In fact, MPs have instructed the government that the part of the withdrawal agreement, negotiated by prime minister Theresa May, regarding citizens’ rights should be kept even if the UK drops out of the EU without any deal or agreement.
The move comes after many expats that relocated to the EU were facing having their pensions frozen in the event of a no-deal Brexit, as they could lose their ‘special status’.
UK state pension
While the UK already has reciprocal agreements with most of the EU27 – the legal agreement that allows state pensions to be uprated even if not living in the UK – they would lose annual ‘triple-lock’ increases.
Under the triple-lock, state pensions go up annually according to the rate of inflation, earnings or 2.5%, depending on whichever is higher.
That would mean that if the UK leaves the EU without a deal, expats would lose both the triple-lock protection and uprates, with their pension being ‘frozen’ at the level it was at the end of March 2019.
However, if the amendment is passed in parliament, UK expats would still be able to benefit from annual increases in their pensions.
“Currently as a member of the EU, the UK is party to provisions which co-ordinate social security schemes for people moving within the EU,” said Jason Porter, director of expatriate financial planners Blevins Franks.
“The joint report on Brexit progress said that, while ‘nothing is agreed until everything is agreed’, the withdrawal agreement would include a continuing commitment to social security co-ordination.
“The parliamentary amendment reinforces this.”

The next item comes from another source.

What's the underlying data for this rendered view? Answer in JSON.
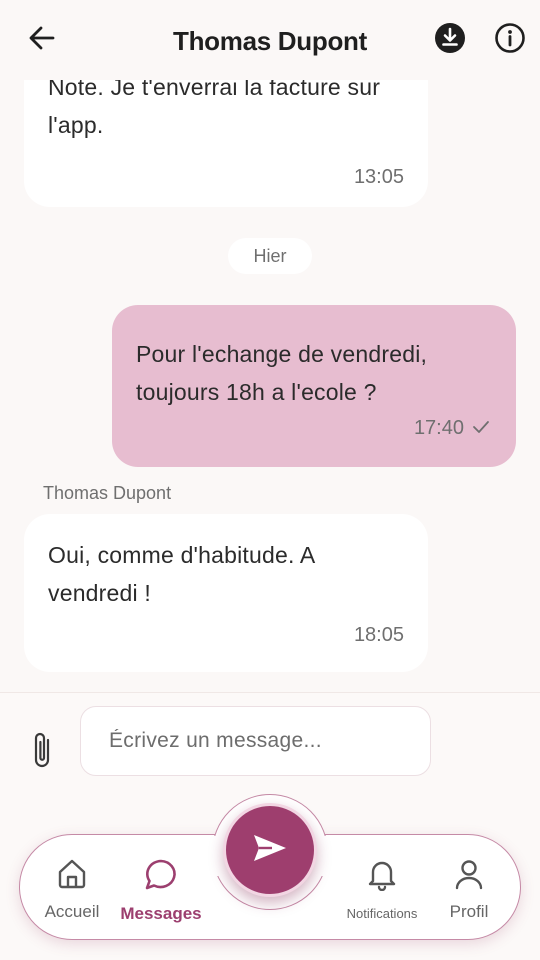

Pensions still uprated through 2020
“Prior to the introduction of EU social security coordination, the UK had a network of reciprocal agreements with most EU member states and these made provision for annual increases in state pensions,” Porter added.
“The government has said that in a no-deal scenario, it will continue to uprate state pension payments for 2019 and 2020, but thereafter it will only do so if reciprocal agreements are renegotiated with either the EU as a whole, or with each EU 27 member individually.”